Megabysus,[1] a great lord belonging to the king's court of Persia, came upon a time to visit Apelles the painter: and sitting by him in his shop to see him work, began of his own accord to discourse I wot not what, of lines, shadows and other matters belonging to his art: Apelles hearing him, could not hold, but said unto him; See you not, sir, these little prentice boys here that grind ochre and other colours? So long as you sate still and said never a word, they advised you well and their eye was never off, wondering to see your rich purple robes, your chains and jewels of gold, no sooner began you to speak but they fell to teighing, and now they laugh you to scorn, talking thus as you do of those things which you never learned. And Solon, being demanded once by Croesus, King of Lydia, what men he had seen whom he reputed most happy in this world? named unto him one Tellus, none of the great men of Athens, but a good plain and mean citizen, Cleobis also and Biton: and these he said were of all others most fortunate. But these flatterers will affirm that kings and princes, rich men and rulers, are not only blessed, happy, and fortunate; but also excel all others in wisdom, knowledge and virtue.
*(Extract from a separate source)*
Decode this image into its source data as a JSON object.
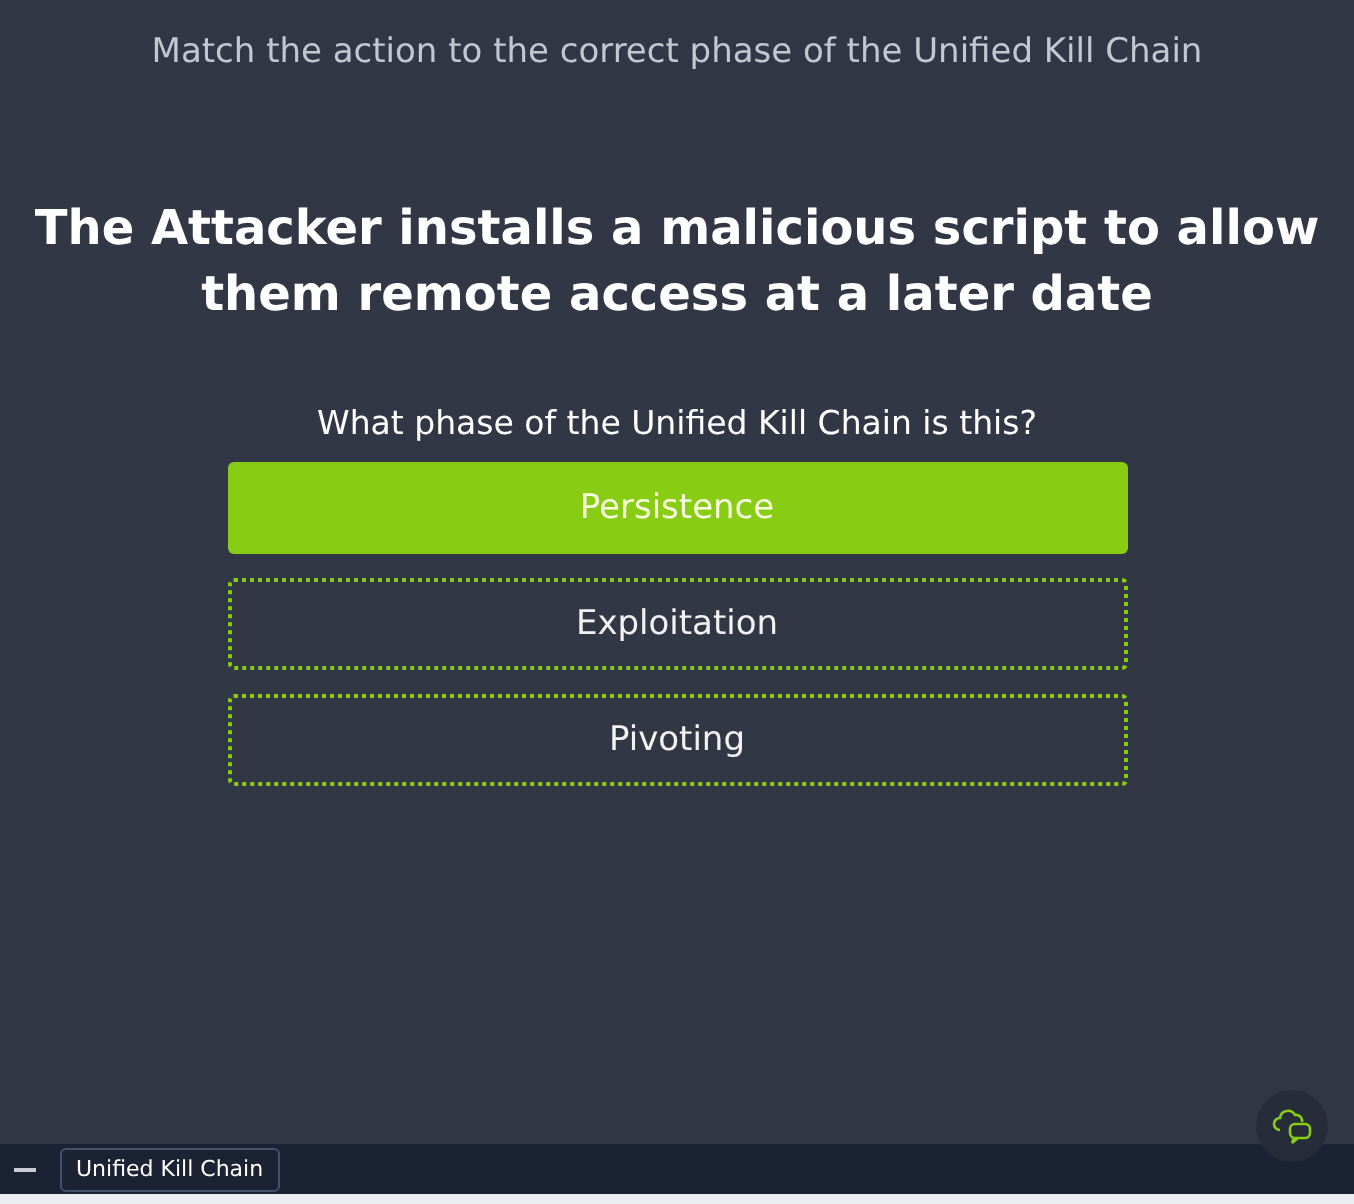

There is not one of them that can endure so much as to hear the Stoics, who hold that the sage and wise man (such a one as they depaint unto us) ought all at once to be called rich, fair, noble, yea, and a king: whereas our flatterers will have the rich man only, whom they are disposed to flatter, to be an orator and a poet; yea, and if he will himself, a painter, a good piper, passing light of foot and strong of limbs; insomuch, as whosoever wrestleth with him shall be sure to take the foil and lie along; and whomsoever he runneth with

  1. Pliny reporteth this of King Alexander, and not of Megabysus.